-- Supplied records --
BEGIN

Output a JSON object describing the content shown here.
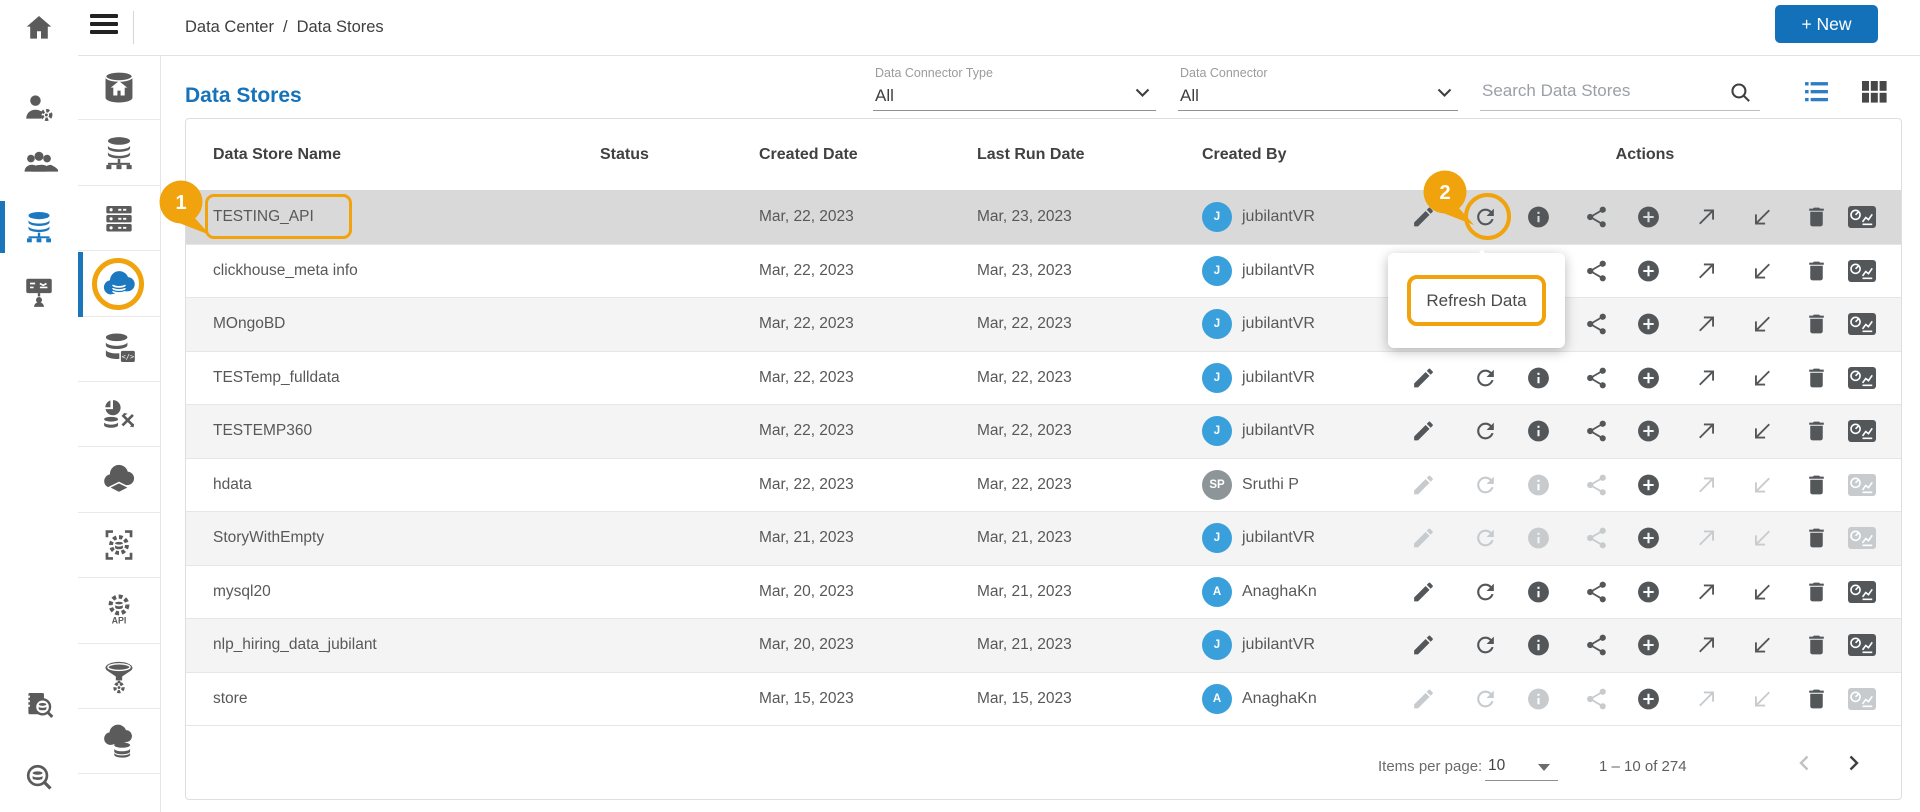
{
  "topbar": {
    "breadcrumb": {
      "parent": "Data Center",
      "separator": "/",
      "current": "Data Stores"
    },
    "new_button_label": "+ New"
  },
  "page": {
    "title": "Data Stores"
  },
  "sidebar_primary": {
    "items": [
      "home",
      "user-settings",
      "user-groups",
      "data-stores",
      "presentations"
    ],
    "bottom_items": [
      "data-discovery",
      "data-search"
    ],
    "active_item": "data-stores"
  },
  "sidebar_secondary": {
    "items": [
      "data-center-home",
      "databases",
      "servers",
      "data-stores",
      "dataset-code",
      "data-sync",
      "cloud-layers",
      "data-engine",
      "api-services",
      "data-funnel",
      "cloud-database"
    ],
    "active_item": "data-stores"
  },
  "filters": {
    "connector_type": {
      "label": "Data Connector Type",
      "value": "All"
    },
    "connector": {
      "label": "Data Connector",
      "value": "All"
    },
    "search_placeholder": "Search Data Stores"
  },
  "table": {
    "columns": [
      "Data Store Name",
      "Status",
      "Created Date",
      "Last Run Date",
      "Created By",
      "Actions"
    ],
    "action_icons": [
      "edit",
      "refresh",
      "info",
      "share",
      "add",
      "open-external",
      "import",
      "delete",
      "data-profile"
    ],
    "rows": [
      {
        "name": "TESTING_API",
        "status": "",
        "created": "Mar, 22, 2023",
        "last_run": "Mar, 23, 2023",
        "creator": {
          "initials": "J",
          "name": "jubilantVR",
          "color": "#3AA0DC"
        },
        "selected": true,
        "actions_disabled": false
      },
      {
        "name": "clickhouse_meta info",
        "status": "",
        "created": "Mar, 22, 2023",
        "last_run": "Mar, 23, 2023",
        "creator": {
          "initials": "J",
          "name": "jubilantVR",
          "color": "#3AA0DC"
        },
        "selected": false,
        "actions_disabled": false
      },
      {
        "name": "MOngoBD",
        "status": "",
        "created": "Mar, 22, 2023",
        "last_run": "Mar, 22, 2023",
        "creator": {
          "initials": "J",
          "name": "jubilantVR",
          "color": "#3AA0DC"
        },
        "selected": false,
        "actions_disabled": false
      },
      {
        "name": "TESTemp_fulldata",
        "status": "",
        "created": "Mar, 22, 2023",
        "last_run": "Mar, 22, 2023",
        "creator": {
          "initials": "J",
          "name": "jubilantVR",
          "color": "#3AA0DC"
        },
        "selected": false,
        "actions_disabled": false
      },
      {
        "name": "TESTEMP360",
        "status": "",
        "created": "Mar, 22, 2023",
        "last_run": "Mar, 22, 2023",
        "creator": {
          "initials": "J",
          "name": "jubilantVR",
          "color": "#3AA0DC"
        },
        "selected": false,
        "actions_disabled": false
      },
      {
        "name": "hdata",
        "status": "",
        "created": "Mar, 22, 2023",
        "last_run": "Mar, 22, 2023",
        "creator": {
          "initials": "SP",
          "name": "Sruthi P",
          "color": "#8D9598"
        },
        "selected": false,
        "actions_disabled": true
      },
      {
        "name": "StoryWithEmpty",
        "status": "",
        "created": "Mar, 21, 2023",
        "last_run": "Mar, 21, 2023",
        "creator": {
          "initials": "J",
          "name": "jubilantVR",
          "color": "#3AA0DC"
        },
        "selected": false,
        "actions_disabled": true
      },
      {
        "name": "mysql20",
        "status": "",
        "created": "Mar, 20, 2023",
        "last_run": "Mar, 21, 2023",
        "creator": {
          "initials": "A",
          "name": "AnaghaKn",
          "color": "#3AA0DC"
        },
        "selected": false,
        "actions_disabled": false
      },
      {
        "name": "nlp_hiring_data_jubilant",
        "status": "",
        "created": "Mar, 20, 2023",
        "last_run": "Mar, 21, 2023",
        "creator": {
          "initials": "J",
          "name": "jubilantVR",
          "color": "#3AA0DC"
        },
        "selected": false,
        "actions_disabled": false
      },
      {
        "name": "store",
        "status": "",
        "created": "Mar, 15, 2023",
        "last_run": "Mar, 15, 2023",
        "creator": {
          "initials": "A",
          "name": "AnaghaKn",
          "color": "#3AA0DC"
        },
        "selected": false,
        "actions_disabled": true
      }
    ]
  },
  "annotations": {
    "step1": "1",
    "step2": "2",
    "tooltip_text": "Refresh Data"
  },
  "pagination": {
    "items_per_page_label": "Items per page:",
    "items_per_page_value": "10",
    "range_text": "1 – 10 of 274"
  },
  "colors": {
    "accent_blue": "#1371B9",
    "active_icon_blue": "#1C79C0",
    "annotation_orange": "#F0A30C",
    "selected_row": "#D9D9D9",
    "avatar_blue": "#3AA0DC",
    "avatar_gray": "#8D9598"
  }
}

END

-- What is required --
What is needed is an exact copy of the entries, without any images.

-- Response to this task --
Output a JSON object describing the content shown here.
{
  "topbar": {
    "breadcrumb": {
      "parent": "Data Center",
      "separator": "/",
      "current": "Data Stores"
    },
    "new_button_label": "+ New"
  },
  "page": {
    "title": "Data Stores"
  },
  "sidebar_primary": {
    "items": [
      "home",
      "user-settings",
      "user-groups",
      "data-stores",
      "presentations"
    ],
    "bottom_items": [
      "data-discovery",
      "data-search"
    ],
    "active_item": "data-stores"
  },
  "sidebar_secondary": {
    "items": [
      "data-center-home",
      "databases",
      "servers",
      "data-stores",
      "dataset-code",
      "data-sync",
      "cloud-layers",
      "data-engine",
      "api-services",
      "data-funnel",
      "cloud-database"
    ],
    "active_item": "data-stores"
  },
  "filters": {
    "connector_type": {
      "label": "Data Connector Type",
      "value": "All"
    },
    "connector": {
      "label": "Data Connector",
      "value": "All"
    },
    "search_placeholder": "Search Data Stores"
  },
  "table": {
    "columns": [
      "Data Store Name",
      "Status",
      "Created Date",
      "Last Run Date",
      "Created By",
      "Actions"
    ],
    "action_icons": [
      "edit",
      "refresh",
      "info",
      "share",
      "add",
      "open-external",
      "import",
      "delete",
      "data-profile"
    ],
    "rows": [
      {
        "name": "TESTING_API",
        "status": "",
        "created": "Mar, 22, 2023",
        "last_run": "Mar, 23, 2023",
        "creator": {
          "initials": "J",
          "name": "jubilantVR",
          "color": "#3AA0DC"
        },
        "selected": true,
        "actions_disabled": false
      },
      {
        "name": "clickhouse_meta info",
        "status": "",
        "created": "Mar, 22, 2023",
        "last_run": "Mar, 23, 2023",
        "creator": {
          "initials": "J",
          "name": "jubilantVR",
          "color": "#3AA0DC"
        },
        "selected": false,
        "actions_disabled": false
      },
      {
        "name": "MOngoBD",
        "status": "",
        "created": "Mar, 22, 2023",
        "last_run": "Mar, 22, 2023",
        "creator": {
          "initials": "J",
          "name": "jubilantVR",
          "color": "#3AA0DC"
        },
        "selected": false,
        "actions_disabled": false
      },
      {
        "name": "TESTemp_fulldata",
        "status": "",
        "created": "Mar, 22, 2023",
        "last_run": "Mar, 22, 2023",
        "creator": {
          "initials": "J",
          "name": "jubilantVR",
          "color": "#3AA0DC"
        },
        "selected": false,
        "actions_disabled": false
      },
      {
        "name": "TESTEMP360",
        "status": "",
        "created": "Mar, 22, 2023",
        "last_run": "Mar, 22, 2023",
        "creator": {
          "initials": "J",
          "name": "jubilantVR",
          "color": "#3AA0DC"
        },
        "selected": false,
        "actions_disabled": false
      },
      {
        "name": "hdata",
        "status": "",
        "created": "Mar, 22, 2023",
        "last_run": "Mar, 22, 2023",
        "creator": {
          "initials": "SP",
          "name": "Sruthi P",
          "color": "#8D9598"
        },
        "selected": false,
        "actions_disabled": true
      },
      {
        "name": "StoryWithEmpty",
        "status": "",
        "created": "Mar, 21, 2023",
        "last_run": "Mar, 21, 2023",
        "creator": {
          "initials": "J",
          "name": "jubilantVR",
          "color": "#3AA0DC"
        },
        "selected": false,
        "actions_disabled": true
      },
      {
        "name": "mysql20",
        "status": "",
        "created": "Mar, 20, 2023",
        "last_run": "Mar, 21, 2023",
        "creator": {
          "initials": "A",
          "name": "AnaghaKn",
          "color": "#3AA0DC"
        },
        "selected": false,
        "actions_disabled": false
      },
      {
        "name": "nlp_hiring_data_jubilant",
        "status": "",
        "created": "Mar, 20, 2023",
        "last_run": "Mar, 21, 2023",
        "creator": {
          "initials": "J",
          "name": "jubilantVR",
          "color": "#3AA0DC"
        },
        "selected": false,
        "actions_disabled": false
      },
      {
        "name": "store",
        "status": "",
        "created": "Mar, 15, 2023",
        "last_run": "Mar, 15, 2023",
        "creator": {
          "initials": "A",
          "name": "AnaghaKn",
          "color": "#3AA0DC"
        },
        "selected": false,
        "actions_disabled": true
      }
    ]
  },
  "annotations": {
    "step1": "1",
    "step2": "2",
    "tooltip_text": "Refresh Data"
  },
  "pagination": {
    "items_per_page_label": "Items per page:",
    "items_per_page_value": "10",
    "range_text": "1 – 10 of 274"
  },
  "colors": {
    "accent_blue": "#1371B9",
    "active_icon_blue": "#1C79C0",
    "annotation_orange": "#F0A30C",
    "selected_row": "#D9D9D9",
    "avatar_blue": "#3AA0DC",
    "avatar_gray": "#8D9598"
  }
}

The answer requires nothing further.